Again, this is really cool, but at the end of the day, a normal “text-only” installation isn’t very difficult, the Gentoo handbook is very detailed and well written, you install a system once so in the long term it wouldn’t matter and I personally use a custom desktop environment setup, so those DEs would be bloat.

fixed release model

Funtoo releases fixed version of their distro, which means, in theory, packages will be way more stable and tested than normally. I’ve never found problems with packages being “too new”, and this is more relevant to how the packages are managed by the maintainers, so it doesn’t make that much of a difference to the end user, in my opinion.

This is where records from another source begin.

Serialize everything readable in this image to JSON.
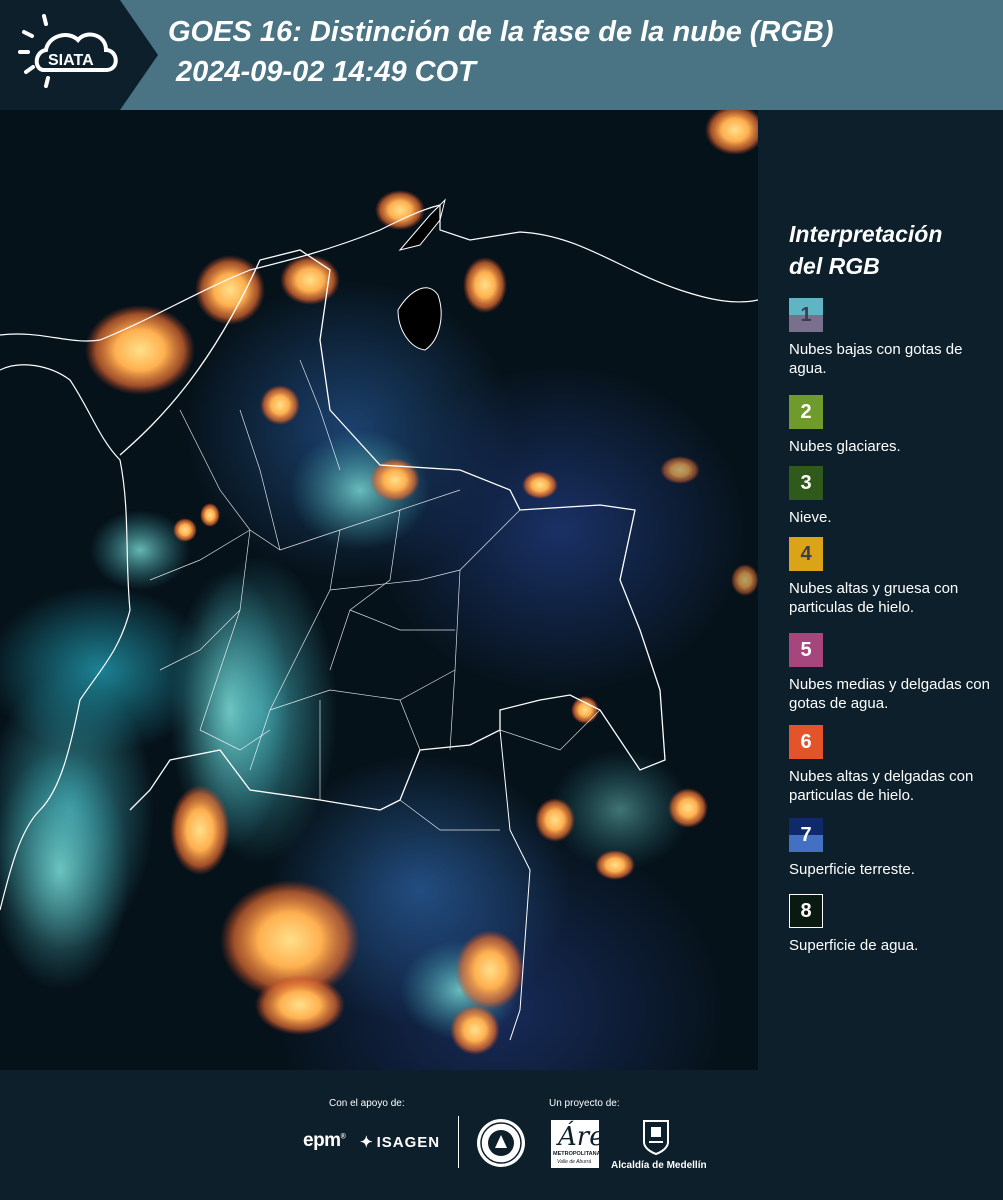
{
  "header": {
    "logo_text": "SIATA",
    "title": "GOES 16: Distinción de la fase de la nube (RGB)",
    "subtitle": "2024-09-02 14:49 COT"
  },
  "map": {
    "region": "Colombia",
    "imagery": "cloud-phase-rgb"
  },
  "legend": {
    "title_line1": "Interpretación",
    "title_line2": "del RGB",
    "items": [
      {
        "number": "1",
        "label": "Nubes bajas con gotas de agua.",
        "color_top": "#5fb5c4",
        "color_bottom": "#7a6f8c",
        "number_color": "#3c3c50"
      },
      {
        "number": "2",
        "label": "Nubes glaciares.",
        "color": "#6f9a2c",
        "number_color": "#ffffff"
      },
      {
        "number": "3",
        "label": "Nieve.",
        "color": "#2f5a1c",
        "number_color": "#ffffff"
      },
      {
        "number": "4",
        "label": "Nubes altas y gruesa con particulas de hielo.",
        "color": "#dba318",
        "number_color": "#3c3c50"
      },
      {
        "number": "5",
        "label": "Nubes medias y delgadas con gotas de agua.",
        "color": "#a5477d",
        "number_color": "#ffffff"
      },
      {
        "number": "6",
        "label": "Nubes altas y delgadas con particulas de hielo.",
        "color": "#e4542b",
        "number_color": "#ffffff"
      },
      {
        "number": "7",
        "label": "Superficie terreste.",
        "color_top": "#0f2a6a",
        "color_bottom": "#4470c4",
        "number_color": "#ffffff"
      },
      {
        "number": "8",
        "label": "Superficie de agua.",
        "color": "#0a1a10",
        "number_color": "#ffffff"
      }
    ]
  },
  "footer": {
    "support_label": "Con el apoyo de:",
    "project_label": "Un proyecto de:",
    "sponsor_epm": "epm",
    "sponsor_isagen": "ISAGEN",
    "area_logo": "Área",
    "area_line1": "METROPOLITANA",
    "area_line2": "Valle de Aburrá",
    "alcaldia": "Alcaldía de Medellín"
  }
}
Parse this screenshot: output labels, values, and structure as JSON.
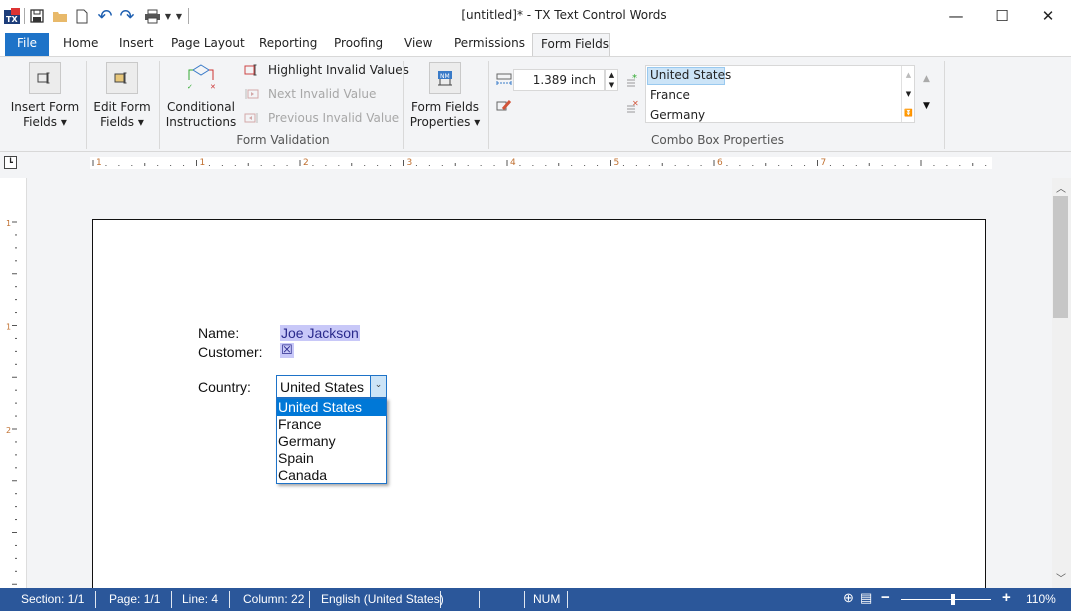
{
  "window": {
    "title": "[untitled]* - TX Text Control Words",
    "app_icon": "tx-app-icon",
    "quick_access": [
      "save-icon",
      "open-folder-icon",
      "new-document-icon",
      "undo-icon",
      "redo-icon",
      "print-icon",
      "dropdown-arrow-icon",
      "customize-dropdown-icon"
    ],
    "controls": {
      "minimize": "—",
      "maximize": "☐",
      "close": "✕"
    }
  },
  "tabs": [
    {
      "label": "File",
      "active": false
    },
    {
      "label": "Home",
      "active": false
    },
    {
      "label": "Insert",
      "active": false
    },
    {
      "label": "Page Layout",
      "active": false
    },
    {
      "label": "Reporting",
      "active": false
    },
    {
      "label": "Proofing",
      "active": false
    },
    {
      "label": "View",
      "active": false
    },
    {
      "label": "Permissions",
      "active": false
    },
    {
      "label": "Form Fields",
      "active": true
    }
  ],
  "ribbon": {
    "insert_form_fields": {
      "line1": "Insert Form",
      "line2": "Fields ▾"
    },
    "edit_form_fields": {
      "line1": "Edit Form",
      "line2": "Fields ▾"
    },
    "conditional_instructions": {
      "line1": "Conditional",
      "line2": "Instructions"
    },
    "highlight_invalid": "Highlight Invalid Values",
    "next_invalid": "Next Invalid Value",
    "previous_invalid": "Previous Invalid Value",
    "form_validation_label": "Form Validation",
    "form_fields_properties": {
      "line1": "Form Fields",
      "line2": "Properties ▾"
    },
    "width_value": "1.389  inch",
    "combo_items": [
      "United States",
      "France",
      "Germany"
    ],
    "combo_selected": "United States",
    "combo_box_properties_label": "Combo Box Properties"
  },
  "ruler": {
    "h_labels": [
      "1",
      "1",
      "2",
      "3",
      "4",
      "5",
      "6",
      "7"
    ],
    "v_labels": [
      "1",
      "1",
      "2"
    ]
  },
  "document": {
    "name_label": "Name:",
    "name_value": "Joe Jackson",
    "customer_label": "Customer:",
    "customer_checkbox": "☒",
    "country_label": "Country:",
    "country_value": "United States",
    "country_options": [
      "United States",
      "France",
      "Germany",
      "Spain",
      "Canada"
    ],
    "country_selected_index": 0,
    "highlight_color": "#c8c8f8",
    "selection_color": "#0078d7"
  },
  "statusbar": {
    "section": "Section: 1/1",
    "page": "Page: 1/1",
    "line": "Line: 4",
    "column": "Column: 22",
    "language": "English (United States)",
    "num": "NUM",
    "zoom": "110%",
    "zoom_fraction": 0.55
  }
}
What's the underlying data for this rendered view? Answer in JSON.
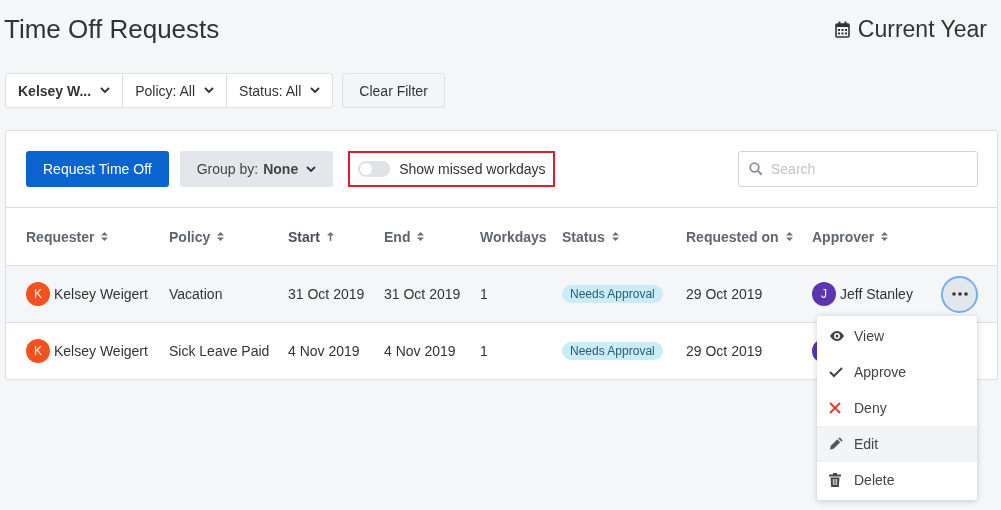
{
  "page": {
    "title": "Time Off Requests",
    "period": "Current Year"
  },
  "filters": [
    {
      "label": "Kelsey W...",
      "bold": true
    },
    {
      "label": "Policy: All",
      "bold": false
    },
    {
      "label": "Status: All",
      "bold": false
    }
  ],
  "clear_filter": "Clear Filter",
  "toolbar": {
    "primary_button": "Request Time Off",
    "group_by": {
      "label": "Group by:",
      "value": "None"
    },
    "toggle": {
      "label": "Show missed workdays",
      "on": false,
      "highlighted": true
    },
    "search": {
      "placeholder": "Search"
    }
  },
  "table": {
    "columns": [
      {
        "label": "Requester",
        "sortable": true,
        "sorted": false
      },
      {
        "label": "Policy",
        "sortable": true,
        "sorted": false
      },
      {
        "label": "Start",
        "sortable": true,
        "sorted": true
      },
      {
        "label": "End",
        "sortable": true,
        "sorted": false
      },
      {
        "label": "Workdays",
        "sortable": false,
        "sorted": false
      },
      {
        "label": "Status",
        "sortable": true,
        "sorted": false
      },
      {
        "label": "Requested on",
        "sortable": true,
        "sorted": false
      },
      {
        "label": "Approver",
        "sortable": true,
        "sorted": false
      }
    ],
    "rows": [
      {
        "requester": {
          "initial": "K",
          "name": "Kelsey Weigert",
          "color": "#f4511e"
        },
        "policy": "Vacation",
        "start": "31 Oct 2019",
        "end": "31 Oct 2019",
        "workdays": "1",
        "status": "Needs Approval",
        "requested_on": "29 Oct 2019",
        "approver": {
          "initial": "J",
          "name": "Jeff Stanley",
          "color": "#5e35b1"
        },
        "highlighted": true
      },
      {
        "requester": {
          "initial": "K",
          "name": "Kelsey Weigert",
          "color": "#f4511e"
        },
        "policy": "Sick Leave Paid",
        "start": "4 Nov 2019",
        "end": "4 Nov 2019",
        "workdays": "1",
        "status": "Needs Approval",
        "requested_on": "29 Oct 2019",
        "approver": {
          "color": "#5e35b1"
        },
        "highlighted": false
      }
    ]
  },
  "menu": {
    "items": [
      {
        "kind": "view",
        "label": "View",
        "highlighted": false
      },
      {
        "kind": "approve",
        "label": "Approve",
        "highlighted": false
      },
      {
        "kind": "deny",
        "label": "Deny",
        "highlighted": false
      },
      {
        "kind": "edit",
        "label": "Edit",
        "highlighted": true
      },
      {
        "kind": "delete",
        "label": "Delete",
        "highlighted": false
      }
    ]
  }
}
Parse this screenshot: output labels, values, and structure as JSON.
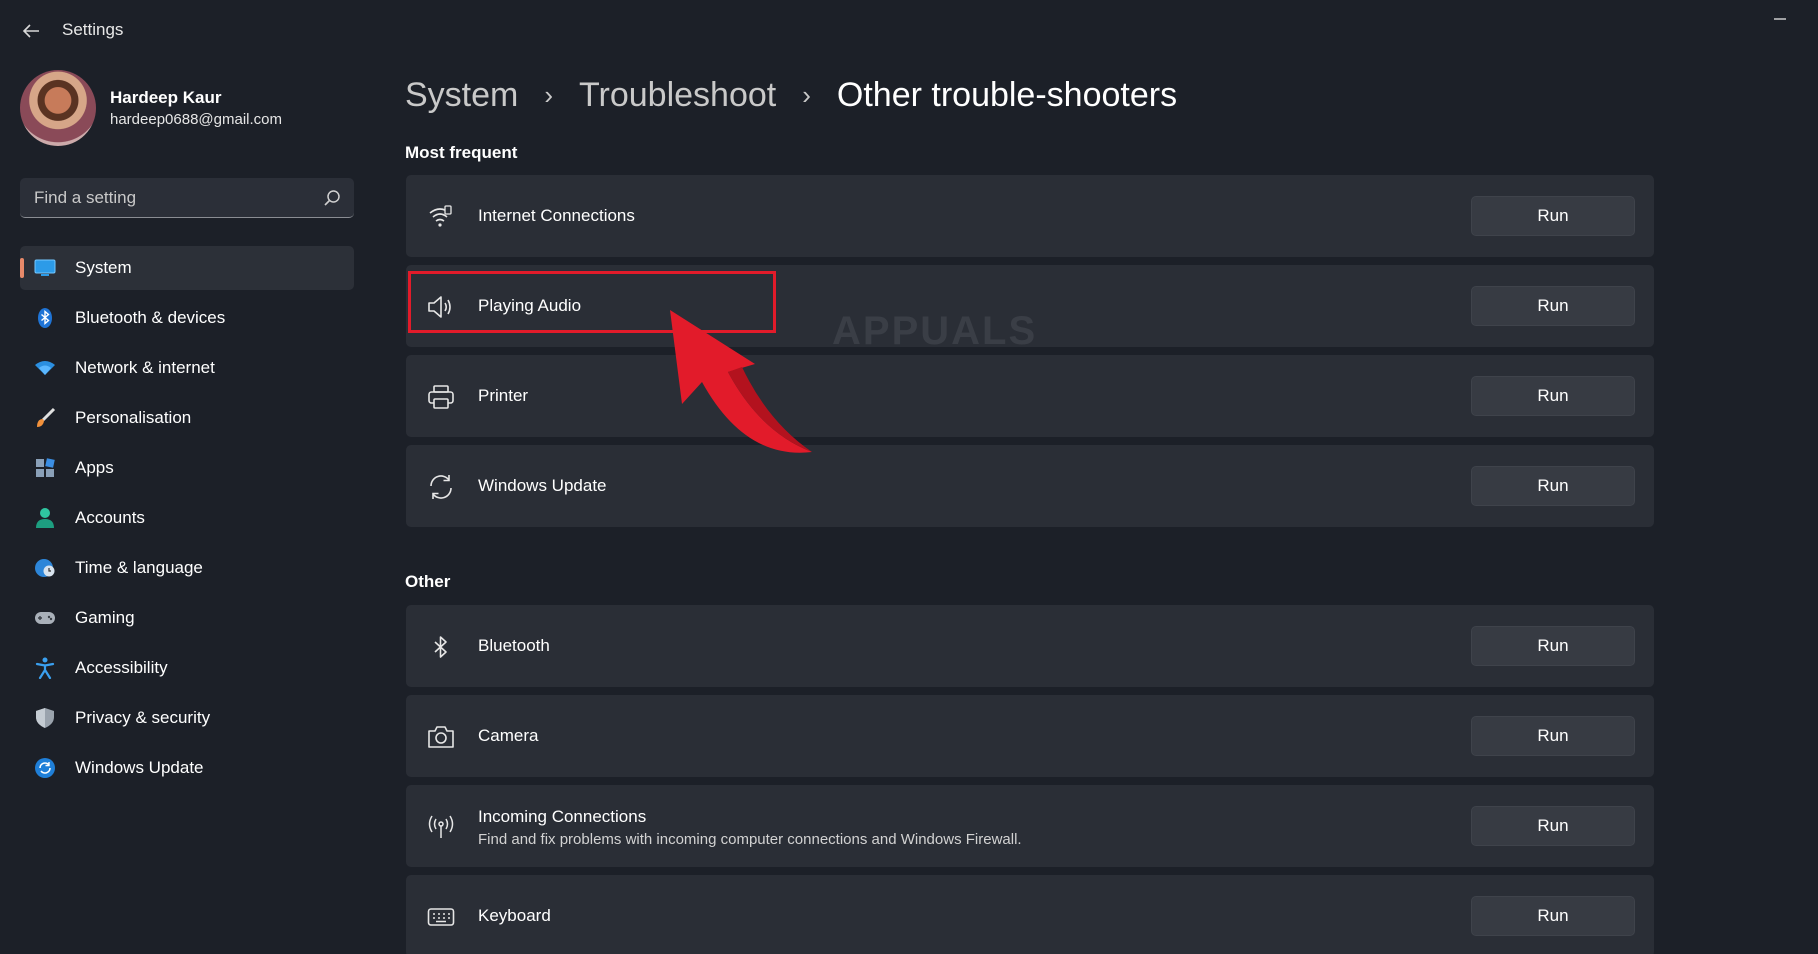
{
  "window": {
    "title": "Settings"
  },
  "profile": {
    "name": "Hardeep Kaur",
    "email": "hardeep0688@gmail.com"
  },
  "search": {
    "placeholder": "Find a setting"
  },
  "nav": {
    "items": [
      {
        "label": "System",
        "icon": "system-icon",
        "active": true
      },
      {
        "label": "Bluetooth & devices",
        "icon": "bluetooth-icon"
      },
      {
        "label": "Network & internet",
        "icon": "wifi-icon"
      },
      {
        "label": "Personalisation",
        "icon": "brush-icon"
      },
      {
        "label": "Apps",
        "icon": "apps-icon"
      },
      {
        "label": "Accounts",
        "icon": "account-icon"
      },
      {
        "label": "Time & language",
        "icon": "globe-clock-icon"
      },
      {
        "label": "Gaming",
        "icon": "gamepad-icon"
      },
      {
        "label": "Accessibility",
        "icon": "accessibility-icon"
      },
      {
        "label": "Privacy & security",
        "icon": "shield-icon"
      },
      {
        "label": "Windows Update",
        "icon": "update-icon"
      }
    ]
  },
  "breadcrumb": {
    "level1": "System",
    "level2": "Troubleshoot",
    "current": "Other trouble-shooters",
    "separator": "›"
  },
  "sections": {
    "most_frequent": {
      "title": "Most frequent",
      "items": [
        {
          "label": "Internet Connections",
          "icon": "internet-connections-icon",
          "button": "Run"
        },
        {
          "label": "Playing Audio",
          "icon": "speaker-icon",
          "button": "Run"
        },
        {
          "label": "Printer",
          "icon": "printer-icon",
          "button": "Run"
        },
        {
          "label": "Windows Update",
          "icon": "sync-icon",
          "button": "Run"
        }
      ]
    },
    "other": {
      "title": "Other",
      "items": [
        {
          "label": "Bluetooth",
          "icon": "bluetooth-icon",
          "button": "Run"
        },
        {
          "label": "Camera",
          "icon": "camera-icon",
          "button": "Run"
        },
        {
          "label": "Incoming Connections",
          "description": "Find and fix problems with incoming computer connections and Windows Firewall.",
          "icon": "antenna-icon",
          "button": "Run"
        },
        {
          "label": "Keyboard",
          "icon": "keyboard-icon",
          "button": "Run"
        }
      ]
    }
  },
  "watermark": {
    "text": "APPUALS"
  },
  "colors": {
    "highlight": "#e21b2a",
    "accent": "#e88a6a",
    "background": "#1c2028",
    "card": "#2a2e36"
  }
}
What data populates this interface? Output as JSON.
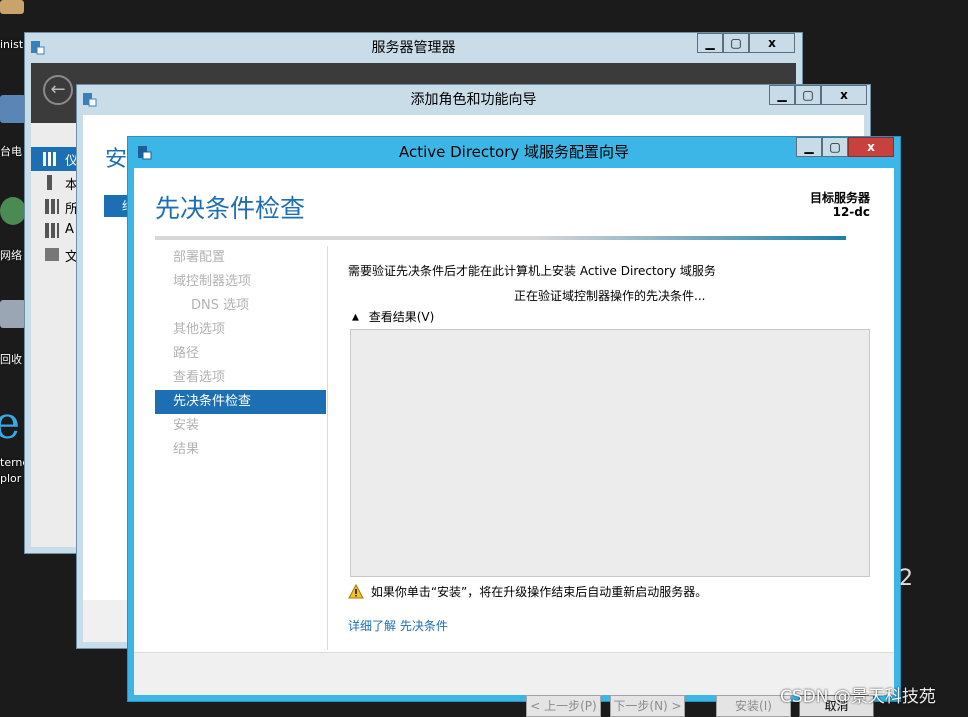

Rather than making ebuilds manually, on Funtoo you can automatically generate them with simple Python code. This system probably reduces management time quite a lot, especially for a smaller team of maintainers, but you would still need to understand ebuild files. And I’m not a maintainer, so I don’t really care.

Personal advantages over Gentoo

Though I’ve “disproved” all of them, that’s not to say there aren’t any advantages:


Imagine you are compiling a program with source code of over 20000 files and in the latest update, only 1000 of them were changed. It will be significantly faster, if you recompile only those 1000 files and use your work from before for the others. That is the idea of ccache, and on Funtoo it works great, I had it enabled for all packages. Unfortunately, for Gentoo it’s the opposite effect, I couldn’t compile most packages with it enabled.

package.use > make.conf

There is a big emphasis on writing your use flags in a separate /etc/portage/package.use file (or make it a folder and add use flags in different subfiles), and to try and change /etc/portage/make.conf as little as possible. I generally believe this is a significantly better system than stuffing everything into make.conf, and it isn’t pushed that hard on Gentoo.

That said, Gentoo still supports it, so I’m not missing out, but I probably wouldn’t have used it.

better ebuilds

Though I can’t empirically prove this, I found that the packages that worked on Funtoo compiled faster than their Gentoo counterparts and generally the ebuilds were simpler and more manageable.

Slightly better documentation

I’m not saying Gentoo’s documentation is bad, but Funtoo’s is often written a bit more simply.

Funtoo has it’s audience, if you’re ready to be a part of the wolf pack, it has to potential to be even better than Gentoo. That said, if you need something which always just works, your choice should be Gentoo, as it is for me.

  1. Not all of those packages are in the repository tree, but that doesn’t matter, if you want to compile a program, you should be able to do so. 

  2. Required might be a strong word, I don’t remember if I tried (though I’m sure I did) just downgrading the Python version in the ebuild. Nevertheless, there were for sure useful packages which really did need it. 

  3. This point may not be completely fair, since Funtoo has a system for ebuild generation, which means that they might’ve made configuration changes and/or applied patches which “fix” that version, but still, it really isn’t a good look. 

  4. On that aforementioned kicad package, drobbins, the benevolent dictator for life of Funtoo, categorized it as a package which people aren’t interested in